◆ Exercise prompt: All the entries that follow are to be returned exactly.

◆ Excerpted records:
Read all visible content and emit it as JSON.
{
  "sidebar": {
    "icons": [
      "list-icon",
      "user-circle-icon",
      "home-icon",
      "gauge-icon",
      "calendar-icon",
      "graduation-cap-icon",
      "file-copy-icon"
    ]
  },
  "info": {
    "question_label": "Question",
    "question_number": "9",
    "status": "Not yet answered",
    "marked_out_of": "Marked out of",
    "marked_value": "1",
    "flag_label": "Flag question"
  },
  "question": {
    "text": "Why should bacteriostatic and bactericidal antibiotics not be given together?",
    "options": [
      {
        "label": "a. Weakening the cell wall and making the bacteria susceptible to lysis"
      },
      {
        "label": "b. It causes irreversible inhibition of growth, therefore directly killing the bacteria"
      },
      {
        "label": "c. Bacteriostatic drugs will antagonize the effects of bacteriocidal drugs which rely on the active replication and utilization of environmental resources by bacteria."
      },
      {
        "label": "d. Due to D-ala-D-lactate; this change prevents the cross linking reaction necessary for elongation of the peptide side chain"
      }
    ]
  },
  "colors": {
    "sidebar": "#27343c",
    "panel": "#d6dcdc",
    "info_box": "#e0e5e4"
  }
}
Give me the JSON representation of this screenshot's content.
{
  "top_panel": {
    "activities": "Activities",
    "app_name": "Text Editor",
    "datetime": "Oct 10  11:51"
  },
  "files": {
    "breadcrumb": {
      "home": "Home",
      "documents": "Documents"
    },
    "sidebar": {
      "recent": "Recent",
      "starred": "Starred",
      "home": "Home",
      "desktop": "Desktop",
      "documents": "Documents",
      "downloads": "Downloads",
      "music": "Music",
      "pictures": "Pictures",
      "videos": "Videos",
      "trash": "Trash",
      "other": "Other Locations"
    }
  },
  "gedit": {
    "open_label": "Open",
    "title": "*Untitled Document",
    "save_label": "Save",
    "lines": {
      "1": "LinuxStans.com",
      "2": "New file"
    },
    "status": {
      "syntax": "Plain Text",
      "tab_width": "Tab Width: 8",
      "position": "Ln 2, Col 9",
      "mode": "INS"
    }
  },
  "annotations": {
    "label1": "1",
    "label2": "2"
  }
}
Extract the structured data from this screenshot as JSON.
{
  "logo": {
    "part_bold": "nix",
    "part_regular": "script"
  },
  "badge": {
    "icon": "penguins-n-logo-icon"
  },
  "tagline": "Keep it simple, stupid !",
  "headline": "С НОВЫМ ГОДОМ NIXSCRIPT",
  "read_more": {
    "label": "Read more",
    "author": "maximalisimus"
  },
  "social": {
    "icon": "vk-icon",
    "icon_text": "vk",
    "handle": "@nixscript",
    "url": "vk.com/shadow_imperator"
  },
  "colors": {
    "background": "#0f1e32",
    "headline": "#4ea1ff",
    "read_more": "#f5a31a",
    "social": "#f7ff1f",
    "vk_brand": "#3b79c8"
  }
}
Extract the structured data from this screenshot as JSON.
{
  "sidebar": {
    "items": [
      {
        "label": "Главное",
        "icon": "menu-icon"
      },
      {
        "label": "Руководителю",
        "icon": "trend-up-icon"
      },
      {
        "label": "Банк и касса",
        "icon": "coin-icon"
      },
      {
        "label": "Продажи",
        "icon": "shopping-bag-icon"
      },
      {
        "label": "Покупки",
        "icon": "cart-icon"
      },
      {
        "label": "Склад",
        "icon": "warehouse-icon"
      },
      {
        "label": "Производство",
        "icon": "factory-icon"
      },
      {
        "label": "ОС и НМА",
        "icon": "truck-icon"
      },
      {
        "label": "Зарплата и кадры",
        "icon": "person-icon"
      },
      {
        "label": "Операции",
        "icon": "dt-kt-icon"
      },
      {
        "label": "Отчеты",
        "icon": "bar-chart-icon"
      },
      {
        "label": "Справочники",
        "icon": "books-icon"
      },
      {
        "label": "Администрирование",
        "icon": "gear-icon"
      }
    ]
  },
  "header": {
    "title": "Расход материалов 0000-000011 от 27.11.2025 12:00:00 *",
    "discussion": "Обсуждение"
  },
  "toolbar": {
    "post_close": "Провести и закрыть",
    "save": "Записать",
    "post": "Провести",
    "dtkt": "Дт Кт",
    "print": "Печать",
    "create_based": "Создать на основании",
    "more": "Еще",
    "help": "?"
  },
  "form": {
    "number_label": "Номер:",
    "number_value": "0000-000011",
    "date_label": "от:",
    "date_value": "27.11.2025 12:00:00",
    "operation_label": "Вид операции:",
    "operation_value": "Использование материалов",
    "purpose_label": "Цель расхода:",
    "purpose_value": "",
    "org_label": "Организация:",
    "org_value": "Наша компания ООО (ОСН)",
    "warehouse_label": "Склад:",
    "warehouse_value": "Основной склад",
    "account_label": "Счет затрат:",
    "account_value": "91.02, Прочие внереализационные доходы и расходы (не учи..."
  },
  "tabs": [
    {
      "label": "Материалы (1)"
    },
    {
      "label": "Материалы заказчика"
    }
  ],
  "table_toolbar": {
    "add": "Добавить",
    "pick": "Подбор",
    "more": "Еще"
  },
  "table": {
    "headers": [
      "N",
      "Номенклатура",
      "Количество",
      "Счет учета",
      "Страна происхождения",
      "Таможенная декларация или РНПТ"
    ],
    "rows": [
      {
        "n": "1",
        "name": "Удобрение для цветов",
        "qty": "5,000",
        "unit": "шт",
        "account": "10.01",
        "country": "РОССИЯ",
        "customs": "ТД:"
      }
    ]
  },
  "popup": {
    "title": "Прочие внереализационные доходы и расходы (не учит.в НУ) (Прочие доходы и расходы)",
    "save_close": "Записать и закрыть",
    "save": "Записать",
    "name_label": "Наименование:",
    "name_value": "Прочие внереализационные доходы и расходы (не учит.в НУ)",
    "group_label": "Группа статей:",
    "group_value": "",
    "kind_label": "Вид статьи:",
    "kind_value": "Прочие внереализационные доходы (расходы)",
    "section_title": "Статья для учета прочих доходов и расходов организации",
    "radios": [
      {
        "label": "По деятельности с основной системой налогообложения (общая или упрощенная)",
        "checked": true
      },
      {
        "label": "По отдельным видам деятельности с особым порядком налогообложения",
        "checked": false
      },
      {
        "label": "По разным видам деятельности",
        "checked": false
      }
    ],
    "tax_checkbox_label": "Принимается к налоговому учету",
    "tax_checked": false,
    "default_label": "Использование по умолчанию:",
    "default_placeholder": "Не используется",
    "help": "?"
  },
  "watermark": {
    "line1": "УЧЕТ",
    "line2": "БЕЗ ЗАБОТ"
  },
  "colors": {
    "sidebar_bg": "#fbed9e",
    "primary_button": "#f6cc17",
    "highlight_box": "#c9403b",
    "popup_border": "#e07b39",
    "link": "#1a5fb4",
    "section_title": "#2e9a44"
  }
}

◆ Response to this task:
Read all visible content and emit it as JSON.
{
  "sidebar": {
    "icons": [
      "list-icon",
      "user-circle-icon",
      "home-icon",
      "gauge-icon",
      "calendar-icon",
      "graduation-cap-icon",
      "file-copy-icon"
    ]
  },
  "info": {
    "question_label": "Question",
    "question_number": "9",
    "status": "Not yet answered",
    "marked_out_of": "Marked out of",
    "marked_value": "1",
    "flag_label": "Flag question"
  },
  "question": {
    "text": "Why should bacteriostatic and bactericidal antibiotics not be given together?",
    "options": [
      {
        "label": "a. Weakening the cell wall and making the bacteria susceptible to lysis"
      },
      {
        "label": "b. It causes irreversible inhibition of growth, therefore directly killing the bacteria"
      },
      {
        "label": "c. Bacteriostatic drugs will antagonize the effects of bacteriocidal drugs which rely on the active replication and utilization of environmental resources by bacteria."
      },
      {
        "label": "d. Due to D-ala-D-lactate; this change prevents the cross linking reaction necessary for elongation of the peptide side chain"
      }
    ]
  },
  "colors": {
    "sidebar": "#27343c",
    "panel": "#d6dcdc",
    "info_box": "#e0e5e4"
  }
}
Give me the JSON representation of this screenshot's content.
{
  "top_panel": {
    "activities": "Activities",
    "app_name": "Text Editor",
    "datetime": "Oct 10  11:51"
  },
  "files": {
    "breadcrumb": {
      "home": "Home",
      "documents": "Documents"
    },
    "sidebar": {
      "recent": "Recent",
      "starred": "Starred",
      "home": "Home",
      "desktop": "Desktop",
      "documents": "Documents",
      "downloads": "Downloads",
      "music": "Music",
      "pictures": "Pictures",
      "videos": "Videos",
      "trash": "Trash",
      "other": "Other Locations"
    }
  },
  "gedit": {
    "open_label": "Open",
    "title": "*Untitled Document",
    "save_label": "Save",
    "lines": {
      "1": "LinuxStans.com",
      "2": "New file"
    },
    "status": {
      "syntax": "Plain Text",
      "tab_width": "Tab Width: 8",
      "position": "Ln 2, Col 9",
      "mode": "INS"
    }
  },
  "annotations": {
    "label1": "1",
    "label2": "2"
  }
}
Extract the structured data from this screenshot as JSON.
{
  "logo": {
    "part_bold": "nix",
    "part_regular": "script"
  },
  "badge": {
    "icon": "penguins-n-logo-icon"
  },
  "tagline": "Keep it simple, stupid !",
  "headline": "С НОВЫМ ГОДОМ NIXSCRIPT",
  "read_more": {
    "label": "Read more",
    "author": "maximalisimus"
  },
  "social": {
    "icon": "vk-icon",
    "icon_text": "vk",
    "handle": "@nixscript",
    "url": "vk.com/shadow_imperator"
  },
  "colors": {
    "background": "#0f1e32",
    "headline": "#4ea1ff",
    "read_more": "#f5a31a",
    "social": "#f7ff1f",
    "vk_brand": "#3b79c8"
  }
}
Extract the structured data from this screenshot as JSON.
{
  "sidebar": {
    "items": [
      {
        "label": "Главное",
        "icon": "menu-icon"
      },
      {
        "label": "Руководителю",
        "icon": "trend-up-icon"
      },
      {
        "label": "Банк и касса",
        "icon": "coin-icon"
      },
      {
        "label": "Продажи",
        "icon": "shopping-bag-icon"
      },
      {
        "label": "Покупки",
        "icon": "cart-icon"
      },
      {
        "label": "Склад",
        "icon": "warehouse-icon"
      },
      {
        "label": "Производство",
        "icon": "factory-icon"
      },
      {
        "label": "ОС и НМА",
        "icon": "truck-icon"
      },
      {
        "label": "Зарплата и кадры",
        "icon": "person-icon"
      },
      {
        "label": "Операции",
        "icon": "dt-kt-icon"
      },
      {
        "label": "Отчеты",
        "icon": "bar-chart-icon"
      },
      {
        "label": "Справочники",
        "icon": "books-icon"
      },
      {
        "label": "Администрирование",
        "icon": "gear-icon"
      }
    ]
  },
  "header": {
    "title": "Расход материалов 0000-000011 от 27.11.2025 12:00:00 *",
    "discussion": "Обсуждение"
  },
  "toolbar": {
    "post_close": "Провести и закрыть",
    "save": "Записать",
    "post": "Провести",
    "dtkt": "Дт Кт",
    "print": "Печать",
    "create_based": "Создать на основании",
    "more": "Еще",
    "help": "?"
  },
  "form": {
    "number_label": "Номер:",
    "number_value": "0000-000011",
    "date_label": "от:",
    "date_value": "27.11.2025 12:00:00",
    "operation_label": "Вид операции:",
    "operation_value": "Использование материалов",
    "purpose_label": "Цель расхода:",
    "purpose_value": "",
    "org_label": "Организация:",
    "org_value": "Наша компания ООО (ОСН)",
    "warehouse_label": "Склад:",
    "warehouse_value": "Основной склад",
    "account_label": "Счет затрат:",
    "account_value": "91.02, Прочие внереализационные доходы и расходы (не учи..."
  },
  "tabs": [
    {
      "label": "Материалы (1)"
    },
    {
      "label": "Материалы заказчика"
    }
  ],
  "table_toolbar": {
    "add": "Добавить",
    "pick": "Подбор",
    "more": "Еще"
  },
  "table": {
    "headers": [
      "N",
      "Номенклатура",
      "Количество",
      "Счет учета",
      "Страна происхождения",
      "Таможенная декларация или РНПТ"
    ],
    "rows": [
      {
        "n": "1",
        "name": "Удобрение для цветов",
        "qty": "5,000",
        "unit": "шт",
        "account": "10.01",
        "country": "РОССИЯ",
        "customs": "ТД:"
      }
    ]
  },
  "popup": {
    "title": "Прочие внереализационные доходы и расходы (не учит.в НУ) (Прочие доходы и расходы)",
    "save_close": "Записать и закрыть",
    "save": "Записать",
    "name_label": "Наименование:",
    "name_value": "Прочие внереализационные доходы и расходы (не учит.в НУ)",
    "group_label": "Группа статей:",
    "group_value": "",
    "kind_label": "Вид статьи:",
    "kind_value": "Прочие внереализационные доходы (расходы)",
    "section_title": "Статья для учета прочих доходов и расходов организации",
    "radios": [
      {
        "label": "По деятельности с основной системой налогообложения (общая или упрощенная)",
        "checked": true
      },
      {
        "label": "По отдельным видам деятельности с особым порядком налогообложения",
        "checked": false
      },
      {
        "label": "По разным видам деятельности",
        "checked": false
      }
    ],
    "tax_checkbox_label": "Принимается к налоговому учету",
    "tax_checked": false,
    "default_label": "Использование по умолчанию:",
    "default_placeholder": "Не используется",
    "help": "?"
  },
  "watermark": {
    "line1": "УЧЕТ",
    "line2": "БЕЗ ЗАБОТ"
  },
  "colors": {
    "sidebar_bg": "#fbed9e",
    "primary_button": "#f6cc17",
    "highlight_box": "#c9403b",
    "popup_border": "#e07b39",
    "link": "#1a5fb4",
    "section_title": "#2e9a44"
  }
}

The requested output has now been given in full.